    Father’s Day at the Polk Rookery

    Dyeyo and I spent a nice Father’s Day morning with Herman at his rookery in Polk County.  That’s always such a fun place to go.  Herman’s little portable boat is awesome for floating between the islands and observing the birds. We started the morning with a Least Bittern – what a way to start the day!  He was completely out from under cover, posing beautifully—for just a second!  Then as we turned around in the boat, reached for our cameras, and tried to take his picture, he ducked.  This was the best he let me do.  (As he was hidden in the reeds, I had to choose between the “good beak” and the “good body” shots.  I liked the full body shot because you see his big feet.)  We saw at least two more Least Bitterns fly past throughout the morning.  Now I’m wanting to get back to Viera Wetlands to try for a “good pose”! The activity at the rookery has certainly changed since my first visit, when the birds were primarily constructing their nests, and we had a single set of Great Egret chicks.  Now there are only a few birds on eggs, and there are fledglings everywhere.  …
  • Spoon-Feeding at the Polk Rookery

    Spoon-Feeding at the Polk Rookery

    Herman took my dad and me out in his boat again this morning.  The Polk Rookery has changed considerably since my last visit in March.  Then the birds were building their nests, and Great Egrets, Wood Storks dominated the Brazilian Pepper.  Today the rookery was filled with fledgling birds of all sorts: Roseate Spoonbills, Great Egrets, Tricolored Herons, Snowy Egrets, Little Blue Herons, Black-Crowned Night Herons, White Ibis, Brown Pelicans, Anhingas, Double-Crested Cormorants, and don’t forget the grackles!  There was constant action in every direction.  A photographer’s paradise!  :) My favorites of the morning were the Roseate Spoonbills.  There were at least seven nests, if I remember correctly, with several fledglings per nest.  It was breakfast time and we had such fun watching the head-bobbing as the babies begged for food! The poor parents were accosted by screaming babies each time they flew back to their nests.  I had to laugh when I realized I’d gotten this shot of the frazzled mother: A Spoonie flew overhead and landed in a nearby tree, closely followed by one of her offspring.  He seemed to say to her, “Ha!  Now I can fly!  You can’t get away from me anymore…now feed me already!”  …
  • Let’s Go Build a Nest! (Polk Rookery)

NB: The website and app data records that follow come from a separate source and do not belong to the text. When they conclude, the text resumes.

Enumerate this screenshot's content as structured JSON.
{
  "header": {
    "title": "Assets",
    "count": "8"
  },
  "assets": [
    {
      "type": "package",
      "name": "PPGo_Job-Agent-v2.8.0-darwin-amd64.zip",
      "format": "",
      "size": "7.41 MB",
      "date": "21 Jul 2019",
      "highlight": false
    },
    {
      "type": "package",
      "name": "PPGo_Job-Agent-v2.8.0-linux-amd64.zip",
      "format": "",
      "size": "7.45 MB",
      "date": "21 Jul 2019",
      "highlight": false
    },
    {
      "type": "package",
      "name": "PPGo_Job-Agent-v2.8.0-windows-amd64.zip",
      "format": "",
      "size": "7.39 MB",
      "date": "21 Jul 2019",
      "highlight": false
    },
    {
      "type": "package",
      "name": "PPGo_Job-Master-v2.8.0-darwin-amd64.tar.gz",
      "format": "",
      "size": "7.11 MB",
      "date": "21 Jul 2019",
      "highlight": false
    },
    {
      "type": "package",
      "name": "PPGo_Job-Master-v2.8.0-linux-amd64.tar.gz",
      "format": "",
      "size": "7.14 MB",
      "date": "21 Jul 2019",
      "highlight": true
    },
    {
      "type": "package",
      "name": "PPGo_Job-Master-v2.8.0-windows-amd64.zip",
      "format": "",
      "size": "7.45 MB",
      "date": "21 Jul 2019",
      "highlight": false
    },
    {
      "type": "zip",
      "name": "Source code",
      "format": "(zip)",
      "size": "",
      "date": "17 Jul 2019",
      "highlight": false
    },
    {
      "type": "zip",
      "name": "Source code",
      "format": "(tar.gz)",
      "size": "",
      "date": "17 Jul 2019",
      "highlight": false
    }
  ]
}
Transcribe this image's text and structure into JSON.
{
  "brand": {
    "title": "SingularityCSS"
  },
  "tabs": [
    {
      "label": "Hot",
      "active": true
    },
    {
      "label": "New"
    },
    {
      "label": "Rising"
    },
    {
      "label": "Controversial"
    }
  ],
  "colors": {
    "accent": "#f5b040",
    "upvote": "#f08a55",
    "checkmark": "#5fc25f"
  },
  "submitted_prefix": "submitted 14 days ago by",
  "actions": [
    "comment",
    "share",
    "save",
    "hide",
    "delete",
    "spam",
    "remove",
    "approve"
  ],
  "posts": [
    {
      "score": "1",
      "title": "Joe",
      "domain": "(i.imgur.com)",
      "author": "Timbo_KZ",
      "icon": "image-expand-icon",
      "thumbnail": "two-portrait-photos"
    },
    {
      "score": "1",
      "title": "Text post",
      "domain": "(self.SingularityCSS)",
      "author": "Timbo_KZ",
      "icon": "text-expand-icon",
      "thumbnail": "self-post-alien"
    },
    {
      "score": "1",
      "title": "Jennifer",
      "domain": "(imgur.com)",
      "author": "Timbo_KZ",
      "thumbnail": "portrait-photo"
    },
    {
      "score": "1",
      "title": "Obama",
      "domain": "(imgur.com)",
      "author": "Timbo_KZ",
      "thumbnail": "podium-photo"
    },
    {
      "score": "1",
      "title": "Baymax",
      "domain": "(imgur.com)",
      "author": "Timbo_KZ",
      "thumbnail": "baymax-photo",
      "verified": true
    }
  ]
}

    Let’s Go Build a Nest! (Polk Rookery)

    Our friend Herman took Dyeyo and me out on his little boat this morning to a rookery in Polk County.  It was so amazing!  Unlike the Gatorland Rookery and the St. Augustine Alligator Farm Rookery, this one is totally wild.  There were hundreds of birds there, most of them sporting their breeding plumages.  We saw Great Egrets, Wood Storks, Roseate Spoonbills, Black-Crowned Night Herons, White Ibises, Great Blue Herons, Snowy Egrets, Tricolored Herons, Little Blue Herons, Brown Pelicans, Double-Crested Cormorants, Anhingas, and more. I’ve enjoyed going to other rookeries in previous years, but I’ve never gone early enough to see many Great Egrets still in their mating and nest-building phase.  They have such pretty bright green lores and lacy feather fringes. There are a couple of Great Egret nests with less-than-week-old chicks in them, and more are expected to hatch everyday.  You can find the nests with chicks very easily – just listen!  The baby birds make repetitive (dare I say annoying) calls to their parents all day long… The Wood Storks are busy building their nests, with some incubation already started.  They are fun to watch as they gather the twigs for their nests.  I observed a bird grabbing …